For example, we can select the option TEST SUITE-VIEW TEST RESULTS-TOTALS PER #words TK. This produces the window given here:
This shows that our test-suite is not yet large enough and that both parsers are very slow (even if these cputimes are measured on a 486 machine running Linux). Also note that the line for the shift_reduce parser does not cover the same portion of the x-axis as does the other parser. This is because by default there is a time-out (that you can redefine) for each sentence that is to be parsed. Once a parser has reached the time-out for a sentence of length n, then Hdrug refuses to use this parser for sentences longer than n (unless you alter another global variable). It is now somewhat more interesting to get the LaTeX output, as this is organized in a different way. If we select TEST SUITE-VIEW TEST RESULTS-TOTALS PER #words LATEX then we obtain the following table:
Let us now take a look at the VIEW menu. This provides a number of possibilities to view objects, types and (Prolog) predicates, as defined in the grammar files. For example, let's assume we select the option VIEW-PREDICATE-LATEX-TEXT. We are prompted for a predicate name. Let's choose wdel/3. After a short delay the Xdvi window now should look as follows:
Note that you might have to click in the Xdvi window, to update the view in the window. If you happened to quit the Xdvi application before, you can restart it using the Prolog predicate xdvi/0.
As another example, let us now take a look at a tree oriented output thru LaTeX. For this purpose, we select the option VIEW-OBJECT-LATEX-TREE D. We are prompted for the object number. If we select object 2, then the Xdvi window will present the following:
As a final example we want to get a tree in LaTeX format, of which the nodes are feature structures themselves.

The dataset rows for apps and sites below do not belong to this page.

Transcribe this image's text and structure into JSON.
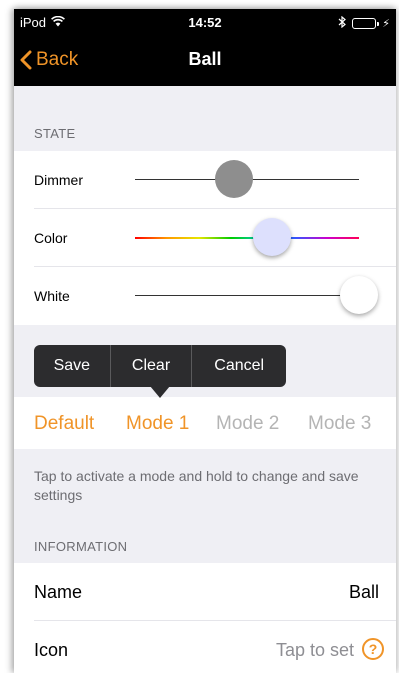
{
  "status_bar": {
    "carrier": "iPod",
    "time": "14:52"
  },
  "nav": {
    "back_label": "Back",
    "title": "Ball"
  },
  "accent_color": "#f09428",
  "state": {
    "header": "STATE",
    "sliders": [
      {
        "label": "Dimmer",
        "level": 0.44
      },
      {
        "label": "Color",
        "level": 0.61
      },
      {
        "label": "White",
        "level": 1.0
      }
    ]
  },
  "popup_menu": {
    "items": [
      "Save",
      "Clear",
      "Cancel"
    ]
  },
  "modes": {
    "items": [
      {
        "label": "Default",
        "active": true
      },
      {
        "label": "Mode 1",
        "active": true
      },
      {
        "label": "Mode 2",
        "active": false
      },
      {
        "label": "Mode 3",
        "active": false
      }
    ],
    "hint": "Tap to activate a mode and hold to change and save settings"
  },
  "information": {
    "header": "INFORMATION",
    "rows": [
      {
        "label": "Name",
        "value": "Ball"
      },
      {
        "label": "Icon",
        "value": "Tap to set"
      }
    ]
  }
}
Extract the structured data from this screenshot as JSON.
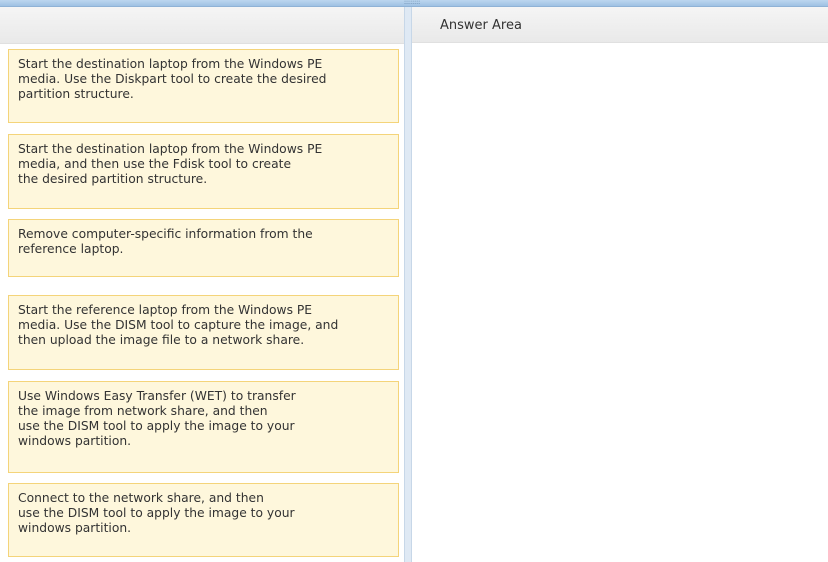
{
  "splitter": {
    "grip": "::::::::"
  },
  "answer_area": {
    "title": "Answer Area"
  },
  "options": [
    {
      "text": "Start the destination laptop from the Windows PE\nmedia. Use the Diskpart tool to create the desired\npartition structure."
    },
    {
      "text": "Start the destination laptop from the Windows PE\nmedia, and then use the Fdisk tool to create\nthe desired partition structure."
    },
    {
      "text": "Remove computer-specific information from the\nreference laptop."
    },
    {
      "text": "Start the reference laptop from the Windows PE\nmedia. Use the DISM tool to capture the image, and\nthen upload the image file to a network share."
    },
    {
      "text": "Use Windows Easy Transfer (WET) to transfer\nthe image from network share, and then\nuse the DISM tool to apply the image to your\nwindows partition."
    },
    {
      "text": "Connect to the network share, and then\nuse the DISM tool to apply the image to your\nwindows partition."
    }
  ]
}
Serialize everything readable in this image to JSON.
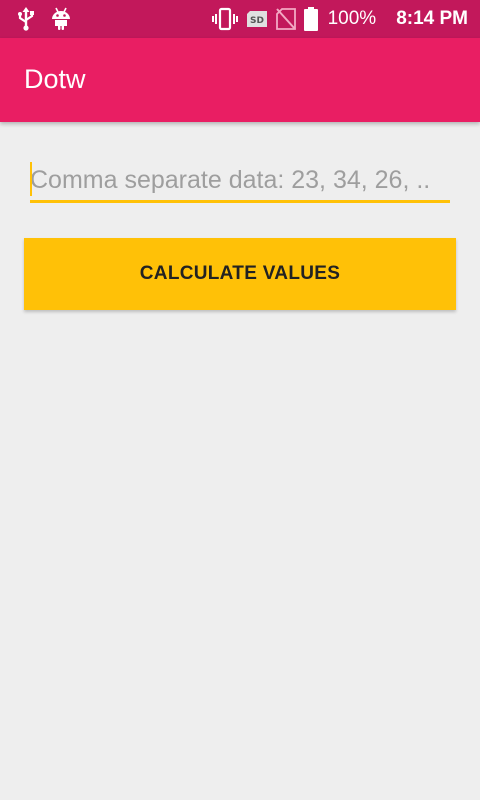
{
  "status_bar": {
    "icons_left": [
      "usb-icon",
      "android-icon"
    ],
    "icons_right": [
      "vibrate-icon",
      "sd-card-icon",
      "no-signal-icon",
      "battery-icon"
    ],
    "sd_label": "SD",
    "battery": "100%",
    "time": "8:14 PM",
    "color": "#c2185b"
  },
  "app_bar": {
    "title": "Dotw",
    "color": "#e91e63"
  },
  "main": {
    "input": {
      "placeholder": "Comma separate data: 23, 34, 26, ..",
      "value": ""
    },
    "button": {
      "label": "CALCULATE VALUES",
      "color": "#ffc107"
    }
  }
}
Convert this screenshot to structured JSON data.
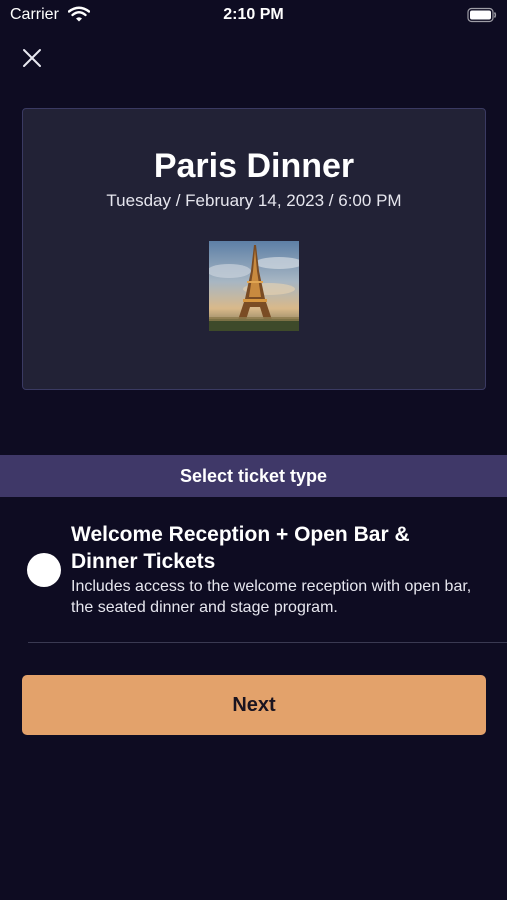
{
  "status_bar": {
    "carrier": "Carrier",
    "time": "2:10 PM",
    "icons": [
      "wifi-icon",
      "battery-icon"
    ]
  },
  "header": {
    "close_icon": "close-icon"
  },
  "event": {
    "title": "Paris Dinner",
    "date": "Tuesday / February 14, 2023 / 6:00 PM",
    "image": "eiffel-tower-thumbnail"
  },
  "ticket_section": {
    "header": "Select ticket type",
    "options": [
      {
        "title": "Welcome Reception + Open Bar & Dinner Tickets",
        "description": "Includes access to the welcome reception with open bar, the seated dinner and stage program.",
        "selected": false
      }
    ]
  },
  "actions": {
    "next_label": "Next"
  },
  "colors": {
    "background": "#0e0c22",
    "card": "#222236",
    "section_header": "#3f3868",
    "accent_button": "#e3a26b"
  }
}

In order to do this, we have to select the VIEW-OBJECT-LATEX-TREE-MATRIX E option. This produces:
Consider the option VIEW-LEXICAL HIERARCHY-TK which presents the lexicon as a tree, indicating some of the structure of the hierarchical lexicon. This huge tree is placed on the canvas:
Note that you can use the middle mouse button to scroll the canvas more conveniently. Also note that you can adapt the size of the canvas by dragging (with the left mouse button) the border of the two canvases. It is also possible to inspect the definition(s) of a lexical entry. Selecting VIEW-LEXICAL ENTRY-LATEX-MATRIX produces a dialog box asking for a specific lexical entry. Let's assume we select the lexical entry `krant' (newspaper). This produces the output: